About AAS > History and Activities

A Review of the Society's Public Programs
Historical Background

In the mid 1970s, a grant from the Andrew W. Mellon Foundation allowed AAS to create a half time position of education officer and begin experimenting with public programs for the Worcester community at large. At this time the Society began to offer public lectures by resident researchers, sponsored performances of historical plays and operas, and conducted reading and discussion groups. Whenever possible these programs were created in collaboration with other relevant organizations.

Two decades later, the Lila Wallace-Readers Digest Fund supported the expansion of the Societys public programs as part of a $750,000 grant awarded AAS in 1994. Under this program the Society offered a music series and created an original radio production entitled The History Show. With these programs, the Society expanded its public programming nationally.

The Lila Wallace- Readers Digest Fund also began the Societys association with James David Moran, a playwright and producer who created The History Show radio program. Mr. Moran subsequently became the Societys first director of outreach in 1997, in which capacity he oversees the Societys public programs, K-12 programs, marketing and media relations efforts.

All of the public programs conducted by the Society are either the product of research conducted in the Societys collections or are about the historic time period 1640 to 1876. Care is taken to present a variety of programs that appeal to a wide, diversified, audience. Whenever possible AAS members and staff are utilized in the Societys offerings. The Society has frequently distributed programs through National Public Radio and C-Span 2's Book TV in its efforts to offer public programming about pre-twentieth century American history and culture to all the American people.

Notable past Society public programs have included: a reading and discussion group on black New England intellectuals; a lecture series on Memory and the American Revolution; historical plays about Sojourner Truth, Daniel Webster, and Isaiah Thomas; a six-week workshop for senior adults; and lectures by such notable individuals as David McCullough, Ken Burns, Jill Lepore, Alan Taylor, Robert Gross, and David Hall.

The Society's programs are offered for free or, occasionally, at minimal charge.
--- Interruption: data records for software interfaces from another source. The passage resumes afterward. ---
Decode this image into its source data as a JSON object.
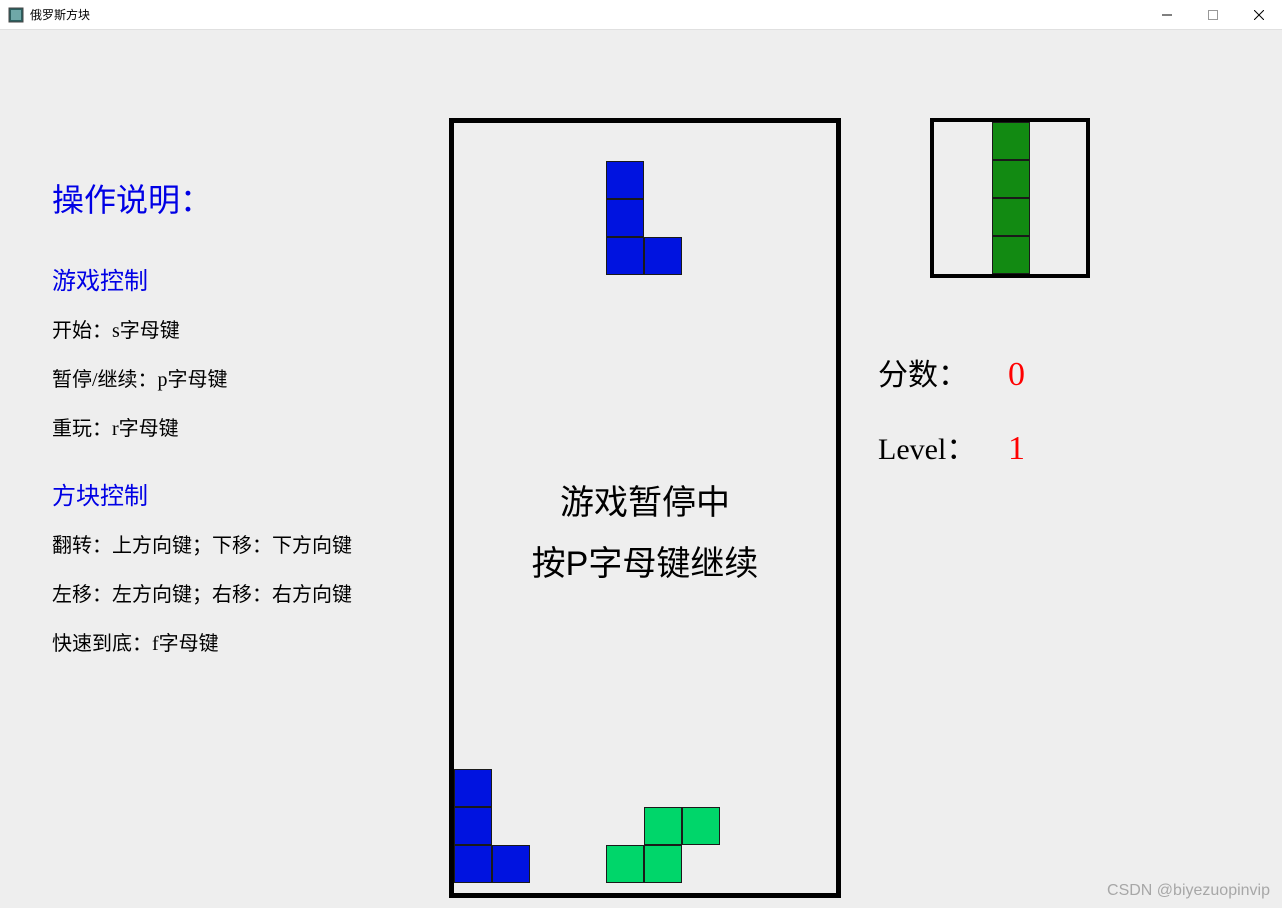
{
  "window": {
    "title": "俄罗斯方块"
  },
  "instructions": {
    "header": "操作说明：",
    "section1": {
      "title": "游戏控制",
      "lines": [
        "开始：s字母键",
        "暂停/继续：p字母键",
        "重玩：r字母键"
      ]
    },
    "section2": {
      "title": "方块控制",
      "lines": [
        "翻转：上方向键；下移：下方向键",
        "左移：左方向键；右移：右方向键",
        "快速到底：f字母键"
      ]
    }
  },
  "playfield": {
    "cols": 10,
    "rows": 20,
    "cell_size_px": 38,
    "overlay": {
      "line1": "游戏暂停中",
      "line2": "按P字母键继续"
    },
    "cells": [
      {
        "col": 4,
        "row": 1,
        "color": "#0013e0"
      },
      {
        "col": 4,
        "row": 2,
        "color": "#0013e0"
      },
      {
        "col": 4,
        "row": 3,
        "color": "#0013e0"
      },
      {
        "col": 5,
        "row": 3,
        "color": "#0013e0"
      },
      {
        "col": 0,
        "row": 17,
        "color": "#0013e0"
      },
      {
        "col": 0,
        "row": 18,
        "color": "#0013e0"
      },
      {
        "col": 0,
        "row": 19,
        "color": "#0013e0"
      },
      {
        "col": 1,
        "row": 19,
        "color": "#0013e0"
      },
      {
        "col": 5,
        "row": 18,
        "color": "#00d66a"
      },
      {
        "col": 6,
        "row": 18,
        "color": "#00d66a"
      },
      {
        "col": 4,
        "row": 19,
        "color": "#00d66a"
      },
      {
        "col": 5,
        "row": 19,
        "color": "#00d66a"
      }
    ]
  },
  "preview": {
    "cols": 4,
    "rows": 4,
    "cell_size_px": 38,
    "cells": [
      {
        "col": 2,
        "row": 0,
        "color": "#128a12"
      },
      {
        "col": 2,
        "row": 1,
        "color": "#128a12"
      },
      {
        "col": 2,
        "row": 2,
        "color": "#128a12"
      },
      {
        "col": 2,
        "row": 3,
        "color": "#128a12"
      }
    ]
  },
  "score": {
    "score_label": "分数：",
    "score_value": "0",
    "level_label": "Level：",
    "level_value": "1"
  },
  "watermark": "CSDN @biyezuopinvip"
}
Most of the Society's public programs have been funded by grants to AAS from such funding agencies as the National Endowment for the Humanities, the Massachusetts Cultural Council, the Massachusetts Foundation for the Humanities, the Worcester Cultural Commission, the Hoche-Scofield Foundation, Allmerica Financial, and Fleet Bank.

- James David Moran, Director of Outreach


More information on the Society's public programs is available under the heading of "Public Programs" in the "Programs" section of this website.